Task details ▸
Find the word "header" below. Copy each line that has it.

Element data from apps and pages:
===============

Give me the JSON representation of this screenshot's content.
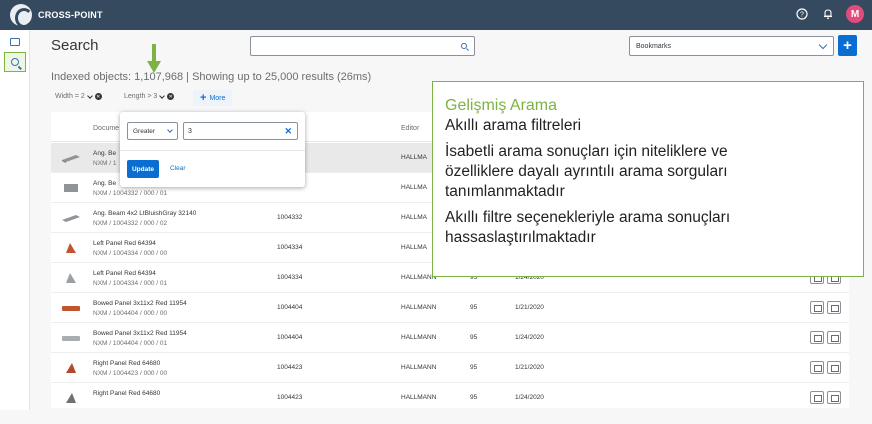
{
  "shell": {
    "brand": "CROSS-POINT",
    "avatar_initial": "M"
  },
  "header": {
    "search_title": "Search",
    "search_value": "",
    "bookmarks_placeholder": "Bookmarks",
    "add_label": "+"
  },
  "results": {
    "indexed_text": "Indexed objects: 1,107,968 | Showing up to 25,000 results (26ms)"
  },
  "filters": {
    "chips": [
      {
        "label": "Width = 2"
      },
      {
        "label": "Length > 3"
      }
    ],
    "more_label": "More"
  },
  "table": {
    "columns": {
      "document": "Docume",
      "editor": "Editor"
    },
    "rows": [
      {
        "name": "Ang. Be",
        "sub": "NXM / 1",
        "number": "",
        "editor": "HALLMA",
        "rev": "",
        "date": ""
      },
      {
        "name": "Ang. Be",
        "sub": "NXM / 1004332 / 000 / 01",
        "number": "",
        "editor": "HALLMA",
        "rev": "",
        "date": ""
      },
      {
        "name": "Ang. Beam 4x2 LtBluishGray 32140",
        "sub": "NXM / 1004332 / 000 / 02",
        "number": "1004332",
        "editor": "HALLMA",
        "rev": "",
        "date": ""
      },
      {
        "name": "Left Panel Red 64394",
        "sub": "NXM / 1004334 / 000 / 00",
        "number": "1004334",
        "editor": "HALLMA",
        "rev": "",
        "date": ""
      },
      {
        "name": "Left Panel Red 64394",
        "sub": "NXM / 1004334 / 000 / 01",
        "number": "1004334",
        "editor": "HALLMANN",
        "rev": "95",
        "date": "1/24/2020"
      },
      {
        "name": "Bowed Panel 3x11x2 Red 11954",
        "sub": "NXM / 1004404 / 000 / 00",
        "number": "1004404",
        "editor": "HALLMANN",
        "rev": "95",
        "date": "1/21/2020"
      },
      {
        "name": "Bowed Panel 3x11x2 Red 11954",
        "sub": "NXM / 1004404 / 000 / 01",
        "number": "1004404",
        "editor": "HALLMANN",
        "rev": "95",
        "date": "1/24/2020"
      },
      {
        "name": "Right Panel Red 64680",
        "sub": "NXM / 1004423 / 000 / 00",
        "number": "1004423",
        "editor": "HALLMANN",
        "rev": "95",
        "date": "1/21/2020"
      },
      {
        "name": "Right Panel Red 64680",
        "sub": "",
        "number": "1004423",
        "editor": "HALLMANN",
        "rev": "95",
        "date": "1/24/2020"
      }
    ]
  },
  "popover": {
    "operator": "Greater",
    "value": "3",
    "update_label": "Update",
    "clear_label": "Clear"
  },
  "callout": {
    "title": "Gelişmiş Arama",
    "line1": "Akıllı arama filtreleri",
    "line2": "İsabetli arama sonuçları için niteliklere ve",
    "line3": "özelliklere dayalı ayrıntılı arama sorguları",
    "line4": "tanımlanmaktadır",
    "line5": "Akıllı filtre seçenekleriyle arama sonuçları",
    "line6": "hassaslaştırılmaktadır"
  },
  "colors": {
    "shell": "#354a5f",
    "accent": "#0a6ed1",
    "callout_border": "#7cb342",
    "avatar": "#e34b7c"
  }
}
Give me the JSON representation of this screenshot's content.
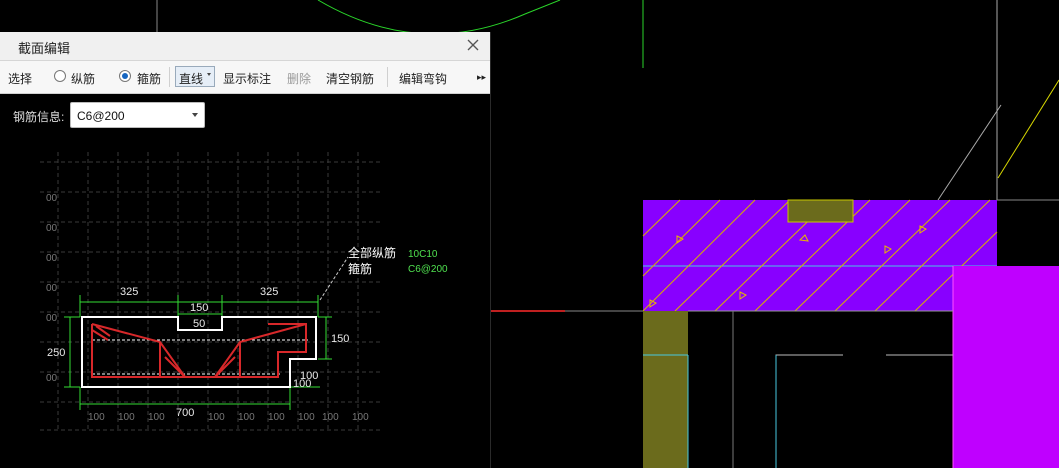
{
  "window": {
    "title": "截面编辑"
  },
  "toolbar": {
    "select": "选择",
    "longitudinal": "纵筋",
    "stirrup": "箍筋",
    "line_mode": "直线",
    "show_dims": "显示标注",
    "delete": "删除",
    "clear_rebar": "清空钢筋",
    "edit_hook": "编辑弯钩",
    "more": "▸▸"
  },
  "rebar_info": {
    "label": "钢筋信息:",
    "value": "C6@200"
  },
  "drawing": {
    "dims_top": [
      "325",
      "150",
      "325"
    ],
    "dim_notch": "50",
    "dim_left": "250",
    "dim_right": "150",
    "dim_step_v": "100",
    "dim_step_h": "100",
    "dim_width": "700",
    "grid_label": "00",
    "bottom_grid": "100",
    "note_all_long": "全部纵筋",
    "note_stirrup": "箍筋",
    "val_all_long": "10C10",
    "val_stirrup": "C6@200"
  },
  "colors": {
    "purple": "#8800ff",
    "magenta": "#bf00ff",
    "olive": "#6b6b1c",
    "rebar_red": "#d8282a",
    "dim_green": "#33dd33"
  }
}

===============

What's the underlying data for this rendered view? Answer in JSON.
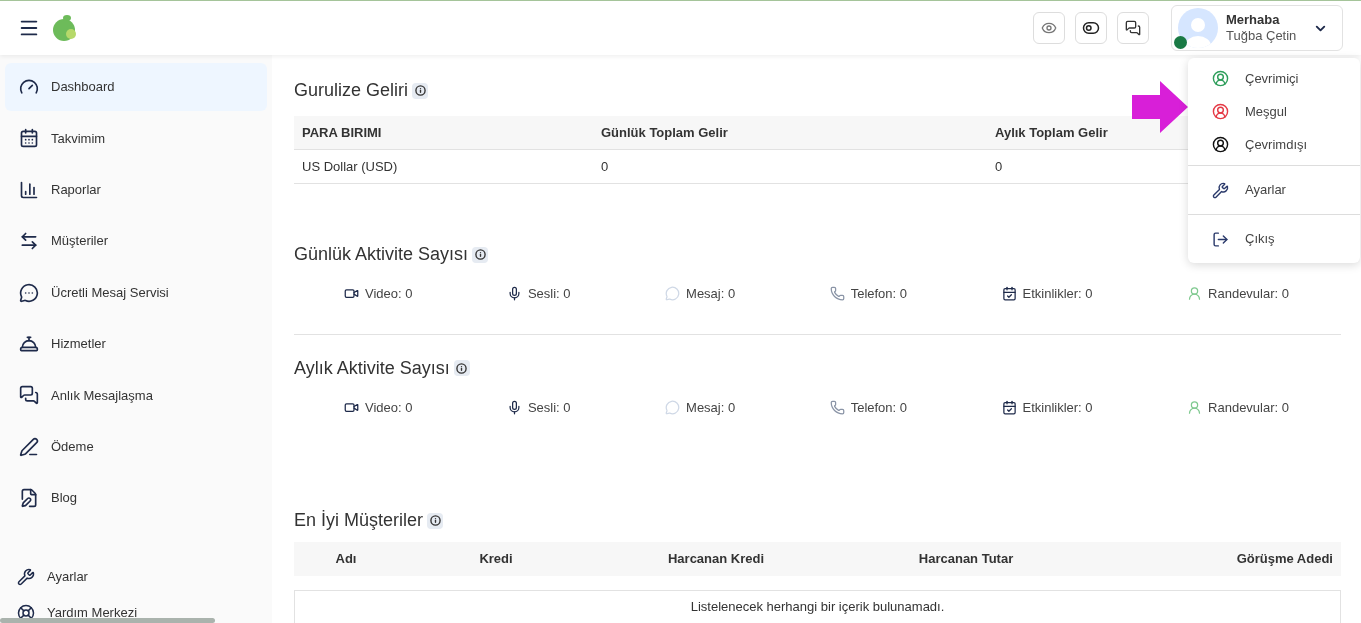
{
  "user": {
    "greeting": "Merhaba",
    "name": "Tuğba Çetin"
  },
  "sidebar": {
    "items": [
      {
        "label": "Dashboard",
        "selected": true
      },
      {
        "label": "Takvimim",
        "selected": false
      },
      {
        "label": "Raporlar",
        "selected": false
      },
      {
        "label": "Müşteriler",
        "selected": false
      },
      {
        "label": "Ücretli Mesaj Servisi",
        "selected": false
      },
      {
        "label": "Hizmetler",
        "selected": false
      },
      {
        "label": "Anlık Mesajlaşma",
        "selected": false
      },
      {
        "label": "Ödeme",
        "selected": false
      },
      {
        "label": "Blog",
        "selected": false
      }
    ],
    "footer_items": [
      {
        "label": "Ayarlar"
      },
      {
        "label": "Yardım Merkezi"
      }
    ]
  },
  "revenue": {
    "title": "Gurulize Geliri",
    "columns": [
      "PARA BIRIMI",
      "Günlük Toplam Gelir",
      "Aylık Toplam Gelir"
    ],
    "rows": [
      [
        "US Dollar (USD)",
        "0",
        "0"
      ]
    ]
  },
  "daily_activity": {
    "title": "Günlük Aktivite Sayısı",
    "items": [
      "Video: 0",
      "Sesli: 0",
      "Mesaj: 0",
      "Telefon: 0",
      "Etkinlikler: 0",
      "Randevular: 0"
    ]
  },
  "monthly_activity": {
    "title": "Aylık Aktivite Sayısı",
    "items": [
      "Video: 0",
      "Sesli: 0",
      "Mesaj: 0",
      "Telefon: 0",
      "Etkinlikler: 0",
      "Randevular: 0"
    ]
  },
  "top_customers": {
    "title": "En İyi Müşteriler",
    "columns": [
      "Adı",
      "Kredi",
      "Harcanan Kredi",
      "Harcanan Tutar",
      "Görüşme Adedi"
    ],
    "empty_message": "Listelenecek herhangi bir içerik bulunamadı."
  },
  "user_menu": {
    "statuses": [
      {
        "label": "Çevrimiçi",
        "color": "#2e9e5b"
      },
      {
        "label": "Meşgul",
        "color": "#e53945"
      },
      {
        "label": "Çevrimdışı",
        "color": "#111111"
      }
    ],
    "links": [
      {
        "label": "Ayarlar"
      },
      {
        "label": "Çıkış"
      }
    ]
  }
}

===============

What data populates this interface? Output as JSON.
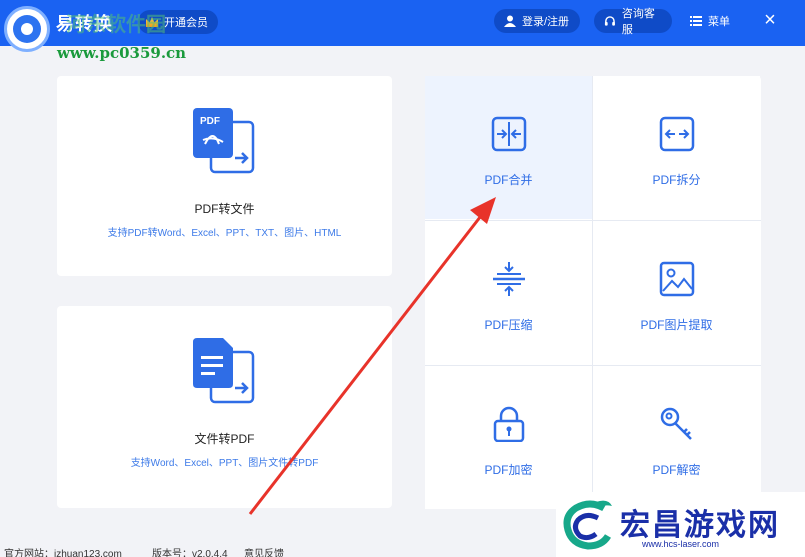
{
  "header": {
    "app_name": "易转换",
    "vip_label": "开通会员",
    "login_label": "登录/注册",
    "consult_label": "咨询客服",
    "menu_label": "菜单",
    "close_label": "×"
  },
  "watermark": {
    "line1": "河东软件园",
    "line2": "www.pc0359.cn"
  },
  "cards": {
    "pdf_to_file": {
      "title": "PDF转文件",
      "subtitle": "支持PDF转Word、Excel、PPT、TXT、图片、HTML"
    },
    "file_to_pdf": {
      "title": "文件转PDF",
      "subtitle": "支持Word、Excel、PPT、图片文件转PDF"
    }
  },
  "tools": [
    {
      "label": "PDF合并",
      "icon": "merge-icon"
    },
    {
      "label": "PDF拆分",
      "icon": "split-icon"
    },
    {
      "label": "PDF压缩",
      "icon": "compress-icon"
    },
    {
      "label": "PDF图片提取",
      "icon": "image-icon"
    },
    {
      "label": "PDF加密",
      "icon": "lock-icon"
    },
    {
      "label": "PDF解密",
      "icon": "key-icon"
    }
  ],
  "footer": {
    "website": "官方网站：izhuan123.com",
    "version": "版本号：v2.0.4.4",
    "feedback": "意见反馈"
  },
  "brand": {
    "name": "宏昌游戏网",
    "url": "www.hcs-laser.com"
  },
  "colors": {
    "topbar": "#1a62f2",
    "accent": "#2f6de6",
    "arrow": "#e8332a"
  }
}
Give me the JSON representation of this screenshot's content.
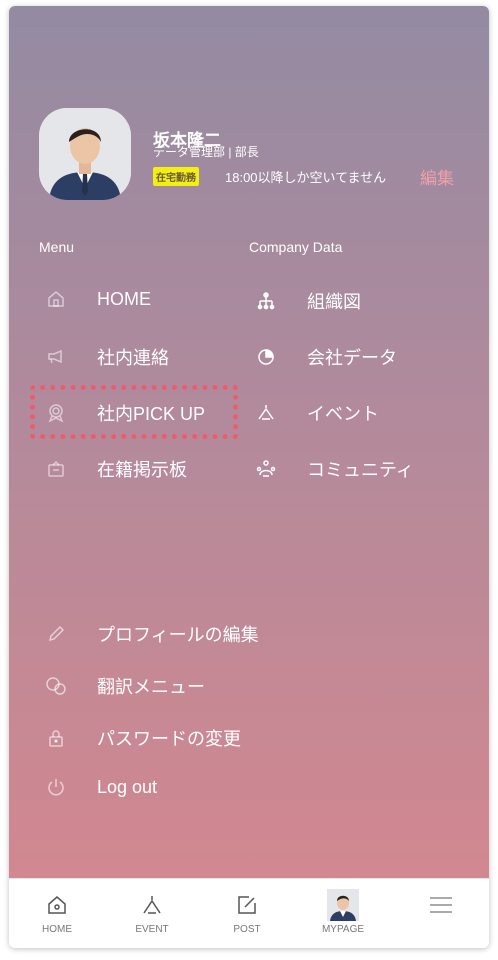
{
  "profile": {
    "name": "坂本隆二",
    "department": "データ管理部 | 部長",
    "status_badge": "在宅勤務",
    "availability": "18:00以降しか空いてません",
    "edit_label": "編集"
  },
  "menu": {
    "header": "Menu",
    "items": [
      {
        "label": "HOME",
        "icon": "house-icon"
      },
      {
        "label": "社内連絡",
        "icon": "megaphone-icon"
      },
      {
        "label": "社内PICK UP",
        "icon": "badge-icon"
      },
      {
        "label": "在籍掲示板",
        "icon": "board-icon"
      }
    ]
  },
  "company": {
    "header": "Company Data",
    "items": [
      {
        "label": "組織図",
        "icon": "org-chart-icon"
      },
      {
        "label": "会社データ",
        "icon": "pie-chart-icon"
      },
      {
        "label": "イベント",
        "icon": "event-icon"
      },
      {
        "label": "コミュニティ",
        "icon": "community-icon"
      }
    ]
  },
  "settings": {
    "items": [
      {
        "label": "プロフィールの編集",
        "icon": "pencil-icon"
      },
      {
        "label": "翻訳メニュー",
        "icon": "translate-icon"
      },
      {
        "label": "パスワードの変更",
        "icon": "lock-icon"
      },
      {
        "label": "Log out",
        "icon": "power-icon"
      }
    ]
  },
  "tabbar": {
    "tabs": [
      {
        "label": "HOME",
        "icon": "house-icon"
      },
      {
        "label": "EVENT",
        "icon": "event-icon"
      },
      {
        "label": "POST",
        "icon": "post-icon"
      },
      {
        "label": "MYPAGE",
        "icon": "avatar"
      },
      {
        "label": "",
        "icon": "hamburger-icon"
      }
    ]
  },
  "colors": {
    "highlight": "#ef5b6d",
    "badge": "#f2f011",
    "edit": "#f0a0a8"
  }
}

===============

Answer for the task ▸
  "header": {
  "header": {
    "header": "Menu",
    "header": "Company Data",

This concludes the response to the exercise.